Segment Open
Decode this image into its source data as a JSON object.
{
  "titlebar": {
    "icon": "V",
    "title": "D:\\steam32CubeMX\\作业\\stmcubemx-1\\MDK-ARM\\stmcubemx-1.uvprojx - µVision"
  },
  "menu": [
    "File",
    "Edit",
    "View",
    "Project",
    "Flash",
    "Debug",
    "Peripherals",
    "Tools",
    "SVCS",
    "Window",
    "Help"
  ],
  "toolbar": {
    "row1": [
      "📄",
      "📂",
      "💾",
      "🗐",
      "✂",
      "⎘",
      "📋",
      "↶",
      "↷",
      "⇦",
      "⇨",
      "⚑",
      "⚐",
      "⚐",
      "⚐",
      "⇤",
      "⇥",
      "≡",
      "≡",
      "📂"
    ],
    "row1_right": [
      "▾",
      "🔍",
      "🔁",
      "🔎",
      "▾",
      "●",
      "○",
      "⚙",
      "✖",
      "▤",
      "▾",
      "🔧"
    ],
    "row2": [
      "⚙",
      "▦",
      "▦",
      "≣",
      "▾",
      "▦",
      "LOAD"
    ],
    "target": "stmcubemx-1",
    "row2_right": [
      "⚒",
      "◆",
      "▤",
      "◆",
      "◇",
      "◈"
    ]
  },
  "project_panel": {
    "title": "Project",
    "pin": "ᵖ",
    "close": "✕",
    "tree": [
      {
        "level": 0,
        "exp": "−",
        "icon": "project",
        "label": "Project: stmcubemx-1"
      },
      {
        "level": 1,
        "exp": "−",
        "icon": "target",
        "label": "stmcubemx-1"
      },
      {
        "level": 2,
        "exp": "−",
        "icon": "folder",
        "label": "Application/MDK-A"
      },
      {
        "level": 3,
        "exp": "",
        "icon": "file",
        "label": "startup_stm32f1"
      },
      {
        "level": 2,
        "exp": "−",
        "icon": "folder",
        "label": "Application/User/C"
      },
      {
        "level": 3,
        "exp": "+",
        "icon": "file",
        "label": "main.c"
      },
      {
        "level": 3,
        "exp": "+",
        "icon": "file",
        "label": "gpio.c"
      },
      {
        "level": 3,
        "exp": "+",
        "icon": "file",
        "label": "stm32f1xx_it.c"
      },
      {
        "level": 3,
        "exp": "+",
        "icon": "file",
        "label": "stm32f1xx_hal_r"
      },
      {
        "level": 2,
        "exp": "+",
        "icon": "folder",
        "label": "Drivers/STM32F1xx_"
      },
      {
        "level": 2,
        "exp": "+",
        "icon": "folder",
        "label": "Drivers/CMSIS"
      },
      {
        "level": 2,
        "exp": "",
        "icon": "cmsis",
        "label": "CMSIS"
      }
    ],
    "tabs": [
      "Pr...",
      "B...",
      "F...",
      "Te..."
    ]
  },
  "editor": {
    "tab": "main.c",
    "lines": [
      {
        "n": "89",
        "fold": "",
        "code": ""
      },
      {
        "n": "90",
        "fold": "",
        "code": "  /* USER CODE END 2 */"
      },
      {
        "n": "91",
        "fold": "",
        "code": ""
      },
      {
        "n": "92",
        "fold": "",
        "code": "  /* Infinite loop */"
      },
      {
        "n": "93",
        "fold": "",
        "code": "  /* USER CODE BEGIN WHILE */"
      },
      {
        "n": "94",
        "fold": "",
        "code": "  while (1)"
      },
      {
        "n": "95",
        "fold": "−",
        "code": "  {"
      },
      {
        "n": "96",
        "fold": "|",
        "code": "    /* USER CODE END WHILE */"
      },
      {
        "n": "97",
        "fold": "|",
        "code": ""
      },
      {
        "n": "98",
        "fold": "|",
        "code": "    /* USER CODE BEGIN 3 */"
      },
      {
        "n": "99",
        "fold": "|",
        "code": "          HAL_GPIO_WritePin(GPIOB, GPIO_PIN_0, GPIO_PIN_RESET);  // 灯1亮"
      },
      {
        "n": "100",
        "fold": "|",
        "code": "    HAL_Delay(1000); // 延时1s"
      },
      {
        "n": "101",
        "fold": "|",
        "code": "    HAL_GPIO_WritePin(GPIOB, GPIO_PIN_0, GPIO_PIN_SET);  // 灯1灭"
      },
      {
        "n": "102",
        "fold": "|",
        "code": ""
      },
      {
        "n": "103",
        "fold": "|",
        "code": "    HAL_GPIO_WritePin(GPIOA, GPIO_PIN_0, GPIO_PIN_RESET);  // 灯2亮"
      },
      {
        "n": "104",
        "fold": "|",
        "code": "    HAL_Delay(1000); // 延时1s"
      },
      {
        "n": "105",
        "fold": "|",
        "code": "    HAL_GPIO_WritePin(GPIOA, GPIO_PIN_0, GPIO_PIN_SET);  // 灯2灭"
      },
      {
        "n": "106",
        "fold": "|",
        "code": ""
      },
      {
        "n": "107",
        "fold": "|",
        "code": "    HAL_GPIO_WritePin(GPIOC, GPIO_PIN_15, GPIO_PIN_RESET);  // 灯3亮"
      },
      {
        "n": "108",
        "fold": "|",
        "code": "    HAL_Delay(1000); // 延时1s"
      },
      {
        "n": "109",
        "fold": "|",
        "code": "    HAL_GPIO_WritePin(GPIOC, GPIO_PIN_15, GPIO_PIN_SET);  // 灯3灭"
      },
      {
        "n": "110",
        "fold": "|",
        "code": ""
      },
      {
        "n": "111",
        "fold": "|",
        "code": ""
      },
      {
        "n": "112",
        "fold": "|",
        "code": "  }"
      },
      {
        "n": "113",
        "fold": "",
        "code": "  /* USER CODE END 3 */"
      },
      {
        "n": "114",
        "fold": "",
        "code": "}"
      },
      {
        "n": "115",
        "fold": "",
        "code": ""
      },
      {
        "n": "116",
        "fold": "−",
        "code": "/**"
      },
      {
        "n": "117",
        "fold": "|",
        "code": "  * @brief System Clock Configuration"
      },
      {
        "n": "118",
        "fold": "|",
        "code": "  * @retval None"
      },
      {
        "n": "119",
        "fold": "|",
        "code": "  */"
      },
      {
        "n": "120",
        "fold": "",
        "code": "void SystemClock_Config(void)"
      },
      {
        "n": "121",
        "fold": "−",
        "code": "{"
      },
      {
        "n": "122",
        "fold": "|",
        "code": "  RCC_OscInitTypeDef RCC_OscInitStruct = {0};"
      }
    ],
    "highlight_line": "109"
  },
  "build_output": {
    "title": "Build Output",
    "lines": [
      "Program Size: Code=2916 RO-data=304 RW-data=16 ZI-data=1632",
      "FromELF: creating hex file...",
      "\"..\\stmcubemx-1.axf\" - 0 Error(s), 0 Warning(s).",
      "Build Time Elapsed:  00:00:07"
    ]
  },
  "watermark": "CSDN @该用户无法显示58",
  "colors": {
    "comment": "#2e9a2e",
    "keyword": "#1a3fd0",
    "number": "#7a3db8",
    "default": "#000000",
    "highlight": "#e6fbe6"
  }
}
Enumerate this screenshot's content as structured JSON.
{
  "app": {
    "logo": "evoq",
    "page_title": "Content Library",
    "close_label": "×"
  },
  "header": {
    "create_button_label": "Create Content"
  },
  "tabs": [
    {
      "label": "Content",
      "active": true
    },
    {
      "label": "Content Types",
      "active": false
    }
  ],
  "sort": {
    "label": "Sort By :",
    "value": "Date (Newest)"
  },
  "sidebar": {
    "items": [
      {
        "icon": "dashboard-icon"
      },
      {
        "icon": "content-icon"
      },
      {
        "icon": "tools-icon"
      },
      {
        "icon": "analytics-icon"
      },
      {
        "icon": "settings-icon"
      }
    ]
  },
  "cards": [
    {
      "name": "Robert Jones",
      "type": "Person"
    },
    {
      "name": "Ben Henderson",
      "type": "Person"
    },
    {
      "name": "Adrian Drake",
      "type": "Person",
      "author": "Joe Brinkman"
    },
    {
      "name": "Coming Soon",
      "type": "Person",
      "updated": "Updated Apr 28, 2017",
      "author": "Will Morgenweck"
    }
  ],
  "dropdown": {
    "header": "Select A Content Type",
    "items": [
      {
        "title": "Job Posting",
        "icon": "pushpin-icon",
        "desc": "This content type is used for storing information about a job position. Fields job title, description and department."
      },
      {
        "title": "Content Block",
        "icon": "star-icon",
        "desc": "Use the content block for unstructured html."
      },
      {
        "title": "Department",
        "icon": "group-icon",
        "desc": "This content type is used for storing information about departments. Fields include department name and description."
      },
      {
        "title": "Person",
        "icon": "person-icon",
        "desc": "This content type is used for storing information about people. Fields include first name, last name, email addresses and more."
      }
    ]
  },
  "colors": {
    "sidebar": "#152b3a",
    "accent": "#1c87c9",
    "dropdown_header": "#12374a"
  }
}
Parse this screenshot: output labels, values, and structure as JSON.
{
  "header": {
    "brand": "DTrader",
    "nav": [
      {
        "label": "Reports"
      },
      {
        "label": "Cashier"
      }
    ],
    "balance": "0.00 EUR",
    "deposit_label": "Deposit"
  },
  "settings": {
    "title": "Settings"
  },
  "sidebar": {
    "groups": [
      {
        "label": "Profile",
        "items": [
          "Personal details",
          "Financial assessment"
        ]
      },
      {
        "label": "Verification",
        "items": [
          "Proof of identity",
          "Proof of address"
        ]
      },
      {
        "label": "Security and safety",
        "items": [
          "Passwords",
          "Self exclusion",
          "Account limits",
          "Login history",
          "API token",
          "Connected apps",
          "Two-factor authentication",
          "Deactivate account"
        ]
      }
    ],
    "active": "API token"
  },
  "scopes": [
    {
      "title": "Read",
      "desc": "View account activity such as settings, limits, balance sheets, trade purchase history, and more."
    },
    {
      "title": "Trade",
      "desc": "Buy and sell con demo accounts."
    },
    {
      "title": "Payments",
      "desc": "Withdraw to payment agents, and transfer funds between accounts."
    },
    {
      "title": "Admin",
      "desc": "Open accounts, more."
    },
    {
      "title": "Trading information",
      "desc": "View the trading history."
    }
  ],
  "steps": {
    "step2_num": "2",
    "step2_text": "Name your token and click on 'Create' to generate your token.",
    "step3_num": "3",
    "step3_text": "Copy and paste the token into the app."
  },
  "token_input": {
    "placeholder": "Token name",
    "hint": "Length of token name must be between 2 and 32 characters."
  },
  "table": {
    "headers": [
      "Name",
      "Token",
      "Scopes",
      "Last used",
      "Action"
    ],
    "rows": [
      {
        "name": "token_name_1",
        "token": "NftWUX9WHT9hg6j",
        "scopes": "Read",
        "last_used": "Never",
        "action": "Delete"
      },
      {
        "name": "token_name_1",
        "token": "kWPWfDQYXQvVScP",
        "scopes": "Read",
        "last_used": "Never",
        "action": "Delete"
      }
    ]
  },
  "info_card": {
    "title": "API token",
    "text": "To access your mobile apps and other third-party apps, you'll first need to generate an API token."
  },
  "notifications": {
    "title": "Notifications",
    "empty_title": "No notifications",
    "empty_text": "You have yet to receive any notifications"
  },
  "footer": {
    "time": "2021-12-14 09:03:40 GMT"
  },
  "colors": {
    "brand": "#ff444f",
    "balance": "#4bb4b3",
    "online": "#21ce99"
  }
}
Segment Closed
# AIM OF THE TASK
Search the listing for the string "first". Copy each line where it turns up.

# EXERCISE OUTPUT
        "desc": "This content type is used for storing information about people. Fields include first name, last name, email addresses and more."
    "text": "To access your mobile apps and other third-party apps, you'll first need to generate an API token."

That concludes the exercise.